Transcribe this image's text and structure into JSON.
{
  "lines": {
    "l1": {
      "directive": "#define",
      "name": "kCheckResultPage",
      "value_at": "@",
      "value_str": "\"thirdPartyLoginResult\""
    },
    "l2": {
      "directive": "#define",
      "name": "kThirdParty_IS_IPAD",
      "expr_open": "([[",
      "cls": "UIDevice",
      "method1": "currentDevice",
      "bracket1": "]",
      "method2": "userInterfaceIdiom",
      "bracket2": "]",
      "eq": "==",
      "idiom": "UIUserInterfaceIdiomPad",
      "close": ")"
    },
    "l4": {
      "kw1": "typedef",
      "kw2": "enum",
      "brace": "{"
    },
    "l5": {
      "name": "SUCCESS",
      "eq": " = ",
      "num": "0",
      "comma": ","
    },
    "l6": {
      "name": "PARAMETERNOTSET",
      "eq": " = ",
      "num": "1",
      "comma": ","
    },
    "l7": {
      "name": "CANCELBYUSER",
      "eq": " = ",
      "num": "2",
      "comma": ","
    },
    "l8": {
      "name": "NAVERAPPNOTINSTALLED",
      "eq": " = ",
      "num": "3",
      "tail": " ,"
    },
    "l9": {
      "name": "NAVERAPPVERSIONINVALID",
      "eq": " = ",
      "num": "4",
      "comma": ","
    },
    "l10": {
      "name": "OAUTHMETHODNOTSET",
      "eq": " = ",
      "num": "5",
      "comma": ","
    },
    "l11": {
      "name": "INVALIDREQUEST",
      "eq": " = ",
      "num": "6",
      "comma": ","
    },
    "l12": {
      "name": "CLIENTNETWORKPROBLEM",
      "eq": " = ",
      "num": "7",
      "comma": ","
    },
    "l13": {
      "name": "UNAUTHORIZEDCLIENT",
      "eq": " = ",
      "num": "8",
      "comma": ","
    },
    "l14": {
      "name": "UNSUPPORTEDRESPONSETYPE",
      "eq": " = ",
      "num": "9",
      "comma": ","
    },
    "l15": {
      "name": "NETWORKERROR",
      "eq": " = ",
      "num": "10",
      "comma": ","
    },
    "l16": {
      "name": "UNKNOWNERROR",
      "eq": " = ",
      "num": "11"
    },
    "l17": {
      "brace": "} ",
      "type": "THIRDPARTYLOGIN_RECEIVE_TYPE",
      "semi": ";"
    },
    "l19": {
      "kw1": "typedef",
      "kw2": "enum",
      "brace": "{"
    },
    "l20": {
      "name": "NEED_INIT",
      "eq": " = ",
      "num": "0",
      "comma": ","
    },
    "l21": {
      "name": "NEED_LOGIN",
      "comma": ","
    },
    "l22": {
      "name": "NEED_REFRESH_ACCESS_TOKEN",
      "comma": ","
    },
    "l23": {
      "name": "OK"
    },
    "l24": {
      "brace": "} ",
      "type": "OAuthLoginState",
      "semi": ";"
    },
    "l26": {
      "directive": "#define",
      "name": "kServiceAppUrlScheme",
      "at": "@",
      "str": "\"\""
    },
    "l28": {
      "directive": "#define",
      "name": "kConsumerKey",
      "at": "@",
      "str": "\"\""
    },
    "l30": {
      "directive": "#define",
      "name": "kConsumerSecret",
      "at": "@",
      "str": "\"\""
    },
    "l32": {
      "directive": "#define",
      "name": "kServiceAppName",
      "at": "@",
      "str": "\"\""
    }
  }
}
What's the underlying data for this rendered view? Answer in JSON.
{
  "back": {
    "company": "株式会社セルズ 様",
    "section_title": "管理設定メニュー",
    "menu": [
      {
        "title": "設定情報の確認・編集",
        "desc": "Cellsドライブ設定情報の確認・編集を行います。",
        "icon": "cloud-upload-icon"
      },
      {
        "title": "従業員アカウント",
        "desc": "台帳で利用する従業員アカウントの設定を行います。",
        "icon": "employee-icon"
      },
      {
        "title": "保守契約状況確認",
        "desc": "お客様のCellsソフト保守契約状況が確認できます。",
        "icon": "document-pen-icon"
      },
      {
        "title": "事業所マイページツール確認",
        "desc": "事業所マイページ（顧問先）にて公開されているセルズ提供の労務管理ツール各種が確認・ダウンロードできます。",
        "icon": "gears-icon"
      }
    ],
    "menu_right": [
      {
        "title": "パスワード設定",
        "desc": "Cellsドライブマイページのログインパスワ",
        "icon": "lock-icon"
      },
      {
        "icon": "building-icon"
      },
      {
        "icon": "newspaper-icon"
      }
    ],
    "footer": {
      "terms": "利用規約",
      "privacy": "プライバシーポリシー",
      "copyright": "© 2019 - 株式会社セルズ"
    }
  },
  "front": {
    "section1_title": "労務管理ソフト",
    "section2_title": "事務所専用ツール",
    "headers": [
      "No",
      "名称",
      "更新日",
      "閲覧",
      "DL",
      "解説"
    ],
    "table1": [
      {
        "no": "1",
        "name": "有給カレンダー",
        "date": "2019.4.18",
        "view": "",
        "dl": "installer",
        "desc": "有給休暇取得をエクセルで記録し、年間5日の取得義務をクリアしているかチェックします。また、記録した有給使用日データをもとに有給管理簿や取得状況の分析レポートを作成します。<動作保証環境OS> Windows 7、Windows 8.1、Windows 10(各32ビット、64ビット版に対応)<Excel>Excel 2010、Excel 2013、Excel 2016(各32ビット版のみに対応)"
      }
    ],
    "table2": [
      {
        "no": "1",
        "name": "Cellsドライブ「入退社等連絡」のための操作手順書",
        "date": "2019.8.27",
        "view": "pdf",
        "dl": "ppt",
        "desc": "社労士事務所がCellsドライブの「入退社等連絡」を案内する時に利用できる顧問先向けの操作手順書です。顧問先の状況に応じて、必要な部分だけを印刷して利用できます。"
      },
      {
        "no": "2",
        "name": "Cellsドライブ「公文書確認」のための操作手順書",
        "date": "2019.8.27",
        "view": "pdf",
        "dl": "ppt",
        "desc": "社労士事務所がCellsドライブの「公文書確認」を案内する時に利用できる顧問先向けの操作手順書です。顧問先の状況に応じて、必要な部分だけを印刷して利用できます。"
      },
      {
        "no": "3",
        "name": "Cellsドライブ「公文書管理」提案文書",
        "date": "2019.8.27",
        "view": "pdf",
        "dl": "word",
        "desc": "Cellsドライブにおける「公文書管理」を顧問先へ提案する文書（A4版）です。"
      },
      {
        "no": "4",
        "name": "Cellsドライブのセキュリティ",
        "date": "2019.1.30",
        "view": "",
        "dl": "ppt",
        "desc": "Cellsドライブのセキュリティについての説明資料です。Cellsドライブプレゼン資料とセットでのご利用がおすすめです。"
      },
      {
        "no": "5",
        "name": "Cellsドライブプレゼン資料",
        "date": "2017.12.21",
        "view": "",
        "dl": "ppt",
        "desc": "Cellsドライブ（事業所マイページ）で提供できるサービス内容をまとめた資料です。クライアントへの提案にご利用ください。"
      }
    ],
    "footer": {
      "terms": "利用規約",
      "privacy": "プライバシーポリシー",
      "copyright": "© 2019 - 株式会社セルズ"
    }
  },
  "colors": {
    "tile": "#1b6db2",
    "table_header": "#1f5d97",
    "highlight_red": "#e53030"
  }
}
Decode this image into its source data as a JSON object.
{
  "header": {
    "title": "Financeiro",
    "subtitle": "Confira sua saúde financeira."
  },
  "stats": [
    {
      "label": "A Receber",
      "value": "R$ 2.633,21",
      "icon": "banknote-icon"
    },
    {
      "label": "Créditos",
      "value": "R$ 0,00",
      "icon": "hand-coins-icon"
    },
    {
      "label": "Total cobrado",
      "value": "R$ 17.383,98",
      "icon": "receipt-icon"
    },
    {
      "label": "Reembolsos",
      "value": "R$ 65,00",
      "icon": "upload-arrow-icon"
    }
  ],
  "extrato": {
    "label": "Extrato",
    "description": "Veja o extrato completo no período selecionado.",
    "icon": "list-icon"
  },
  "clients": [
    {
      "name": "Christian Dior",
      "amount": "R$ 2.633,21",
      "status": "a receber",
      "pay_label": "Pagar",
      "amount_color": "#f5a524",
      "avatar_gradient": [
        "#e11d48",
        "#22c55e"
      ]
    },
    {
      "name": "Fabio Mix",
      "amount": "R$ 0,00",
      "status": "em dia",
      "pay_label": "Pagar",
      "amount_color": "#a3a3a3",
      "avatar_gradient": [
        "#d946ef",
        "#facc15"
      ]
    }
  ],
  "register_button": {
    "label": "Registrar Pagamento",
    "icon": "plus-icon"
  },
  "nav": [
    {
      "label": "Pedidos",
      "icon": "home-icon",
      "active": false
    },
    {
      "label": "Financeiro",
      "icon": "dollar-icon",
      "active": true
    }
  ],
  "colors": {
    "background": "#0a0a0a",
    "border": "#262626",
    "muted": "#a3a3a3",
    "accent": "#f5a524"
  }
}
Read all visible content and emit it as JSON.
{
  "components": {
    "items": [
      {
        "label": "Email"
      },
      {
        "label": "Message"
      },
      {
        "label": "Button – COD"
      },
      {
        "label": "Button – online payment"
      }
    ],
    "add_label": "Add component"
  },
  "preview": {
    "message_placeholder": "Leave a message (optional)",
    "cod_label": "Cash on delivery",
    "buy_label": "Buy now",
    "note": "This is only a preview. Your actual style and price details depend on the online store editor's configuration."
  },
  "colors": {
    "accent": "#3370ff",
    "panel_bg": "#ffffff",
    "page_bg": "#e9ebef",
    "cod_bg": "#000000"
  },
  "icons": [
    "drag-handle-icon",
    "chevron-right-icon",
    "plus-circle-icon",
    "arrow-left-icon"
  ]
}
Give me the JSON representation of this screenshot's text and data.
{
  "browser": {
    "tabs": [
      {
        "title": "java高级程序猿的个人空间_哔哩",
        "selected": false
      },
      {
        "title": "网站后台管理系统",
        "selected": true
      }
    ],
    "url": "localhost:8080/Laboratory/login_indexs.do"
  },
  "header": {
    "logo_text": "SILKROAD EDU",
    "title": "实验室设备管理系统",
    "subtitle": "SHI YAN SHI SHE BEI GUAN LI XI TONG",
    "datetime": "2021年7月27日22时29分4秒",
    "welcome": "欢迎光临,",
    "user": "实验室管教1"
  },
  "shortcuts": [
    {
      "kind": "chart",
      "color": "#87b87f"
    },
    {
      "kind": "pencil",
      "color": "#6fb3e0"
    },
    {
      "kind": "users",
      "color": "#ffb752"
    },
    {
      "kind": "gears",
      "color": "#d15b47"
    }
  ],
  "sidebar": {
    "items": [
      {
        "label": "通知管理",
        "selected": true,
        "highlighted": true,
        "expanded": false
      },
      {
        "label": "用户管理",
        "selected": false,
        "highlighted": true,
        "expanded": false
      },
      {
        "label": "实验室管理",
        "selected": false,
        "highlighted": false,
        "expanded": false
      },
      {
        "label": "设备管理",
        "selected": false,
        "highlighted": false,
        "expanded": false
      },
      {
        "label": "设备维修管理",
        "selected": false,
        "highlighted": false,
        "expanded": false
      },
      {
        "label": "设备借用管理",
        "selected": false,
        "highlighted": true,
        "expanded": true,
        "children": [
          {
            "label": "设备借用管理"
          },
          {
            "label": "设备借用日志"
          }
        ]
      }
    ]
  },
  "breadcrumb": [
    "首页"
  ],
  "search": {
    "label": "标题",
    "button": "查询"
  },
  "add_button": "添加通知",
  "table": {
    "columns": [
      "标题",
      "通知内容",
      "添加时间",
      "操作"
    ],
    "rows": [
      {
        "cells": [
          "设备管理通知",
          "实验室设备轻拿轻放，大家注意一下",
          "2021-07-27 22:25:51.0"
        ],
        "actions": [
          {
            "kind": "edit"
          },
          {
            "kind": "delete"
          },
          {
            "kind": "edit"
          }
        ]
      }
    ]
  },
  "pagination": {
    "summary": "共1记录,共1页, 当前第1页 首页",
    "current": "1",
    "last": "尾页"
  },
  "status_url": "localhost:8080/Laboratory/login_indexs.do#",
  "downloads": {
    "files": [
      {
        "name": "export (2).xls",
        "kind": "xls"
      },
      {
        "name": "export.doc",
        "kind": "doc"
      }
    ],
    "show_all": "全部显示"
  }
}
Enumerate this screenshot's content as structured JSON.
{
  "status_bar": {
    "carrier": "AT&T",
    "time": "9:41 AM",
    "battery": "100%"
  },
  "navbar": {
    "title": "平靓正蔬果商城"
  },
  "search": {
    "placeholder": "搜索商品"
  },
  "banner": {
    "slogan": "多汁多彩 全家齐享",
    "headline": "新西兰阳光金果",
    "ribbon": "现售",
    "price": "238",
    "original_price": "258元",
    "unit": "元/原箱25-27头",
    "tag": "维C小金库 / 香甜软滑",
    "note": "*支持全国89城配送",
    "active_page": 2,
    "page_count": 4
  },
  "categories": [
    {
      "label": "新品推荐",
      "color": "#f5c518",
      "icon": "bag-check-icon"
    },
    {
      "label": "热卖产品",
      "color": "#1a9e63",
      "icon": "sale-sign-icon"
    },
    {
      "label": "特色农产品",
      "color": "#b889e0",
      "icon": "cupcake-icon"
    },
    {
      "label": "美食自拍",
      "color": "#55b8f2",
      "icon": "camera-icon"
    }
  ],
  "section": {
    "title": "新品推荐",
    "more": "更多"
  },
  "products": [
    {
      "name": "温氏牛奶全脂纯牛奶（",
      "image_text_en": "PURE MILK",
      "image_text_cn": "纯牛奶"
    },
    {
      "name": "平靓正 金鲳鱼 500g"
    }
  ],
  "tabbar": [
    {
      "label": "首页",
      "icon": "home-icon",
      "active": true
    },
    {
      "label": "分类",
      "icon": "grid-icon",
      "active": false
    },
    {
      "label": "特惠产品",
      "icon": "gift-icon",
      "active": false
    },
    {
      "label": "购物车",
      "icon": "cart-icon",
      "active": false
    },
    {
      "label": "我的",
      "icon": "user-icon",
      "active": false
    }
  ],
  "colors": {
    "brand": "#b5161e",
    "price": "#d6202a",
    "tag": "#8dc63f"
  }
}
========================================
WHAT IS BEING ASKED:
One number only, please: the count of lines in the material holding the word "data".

SOLUTION TO THIS EXERCISE:
3